By Chris Eger
A security researcher found a number of both high and low tech hacks to find vulnerabilities in the Armatix iP1, including defeating it with a $10 magnet (Photo: Wired)
In the wake of a recent article highlighting several recently exposed security shortcomings in the German Armatix iP1 pistol, the trade organization for the firearms industry weighed in.
Guns.com sent the footage of Wired’s interview with a security researcher who found multiple ways to defeat the Armatix GmbH Smart System — a personalized handgun which is designed to pair to an RFID-equipped wrist watch to be able to fire — to Larry Keane, the National Shooting Sports Foundation’s senior vice president and general counsel.
Keane said he had heard rumors the gun could be defeated fairly easily but was surprised that it could be done with a simple magnet as detailed in the video.
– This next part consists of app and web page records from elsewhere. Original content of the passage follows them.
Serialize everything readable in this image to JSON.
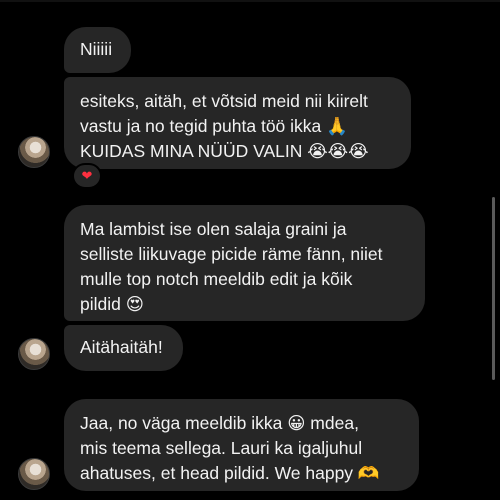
{
  "messages": [
    {
      "text": "Niiiii"
    },
    {
      "text": "esiteks, aitäh, et võtsid meid nii kiirelt\nvastu ja no tegid puhta töö ikka 🙏\nKUIDAS MINA NÜÜD VALIN 😭😭😭"
    },
    {
      "text": "Ma lambist ise olen salaja graini ja\nselliste liikuvage picide räme fänn, niiet\nmulle top notch meeldib edit ja kõik\npildid 😍"
    },
    {
      "text": "Aitähaitäh!"
    },
    {
      "text": "Jaa, no väga meeldib ikka 😀 mdea,\nmis teema sellega. Lauri ka igaljuhul\nahatuses, et head pildid. We happy 🫶"
    }
  ],
  "reaction": {
    "emoji": "❤"
  },
  "icons": {
    "reaction": "heart-icon",
    "avatar": "avatar"
  },
  "colors": {
    "bubble": "#262626",
    "background": "#000000",
    "reaction": "#ff3040"
  }
}
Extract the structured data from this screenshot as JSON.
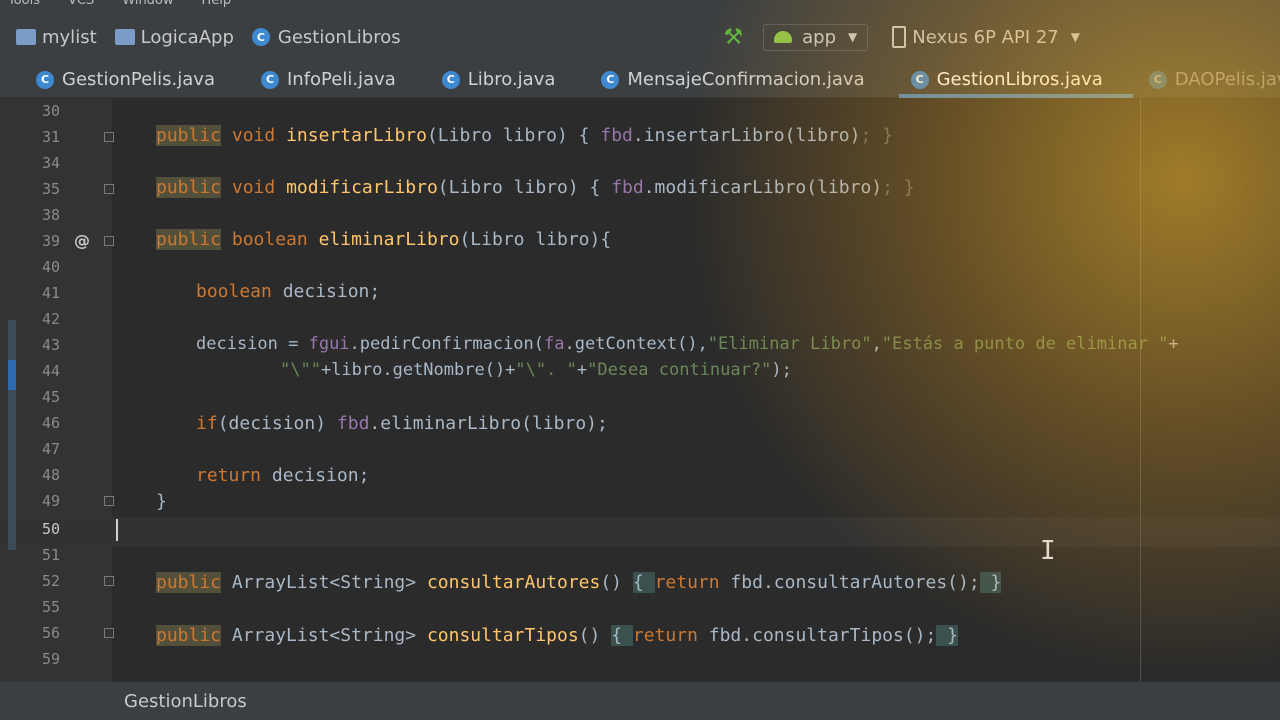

“It does not change our view on authorized user recognition technology being applied to a firearm,” said Keane, standing by the group’s position that they are not opposed to the further development of so-called smart guns– as long as it is not made a requirement by lawmakers.
“No mandates, let the market work, you shouldn’t bring to market a product before it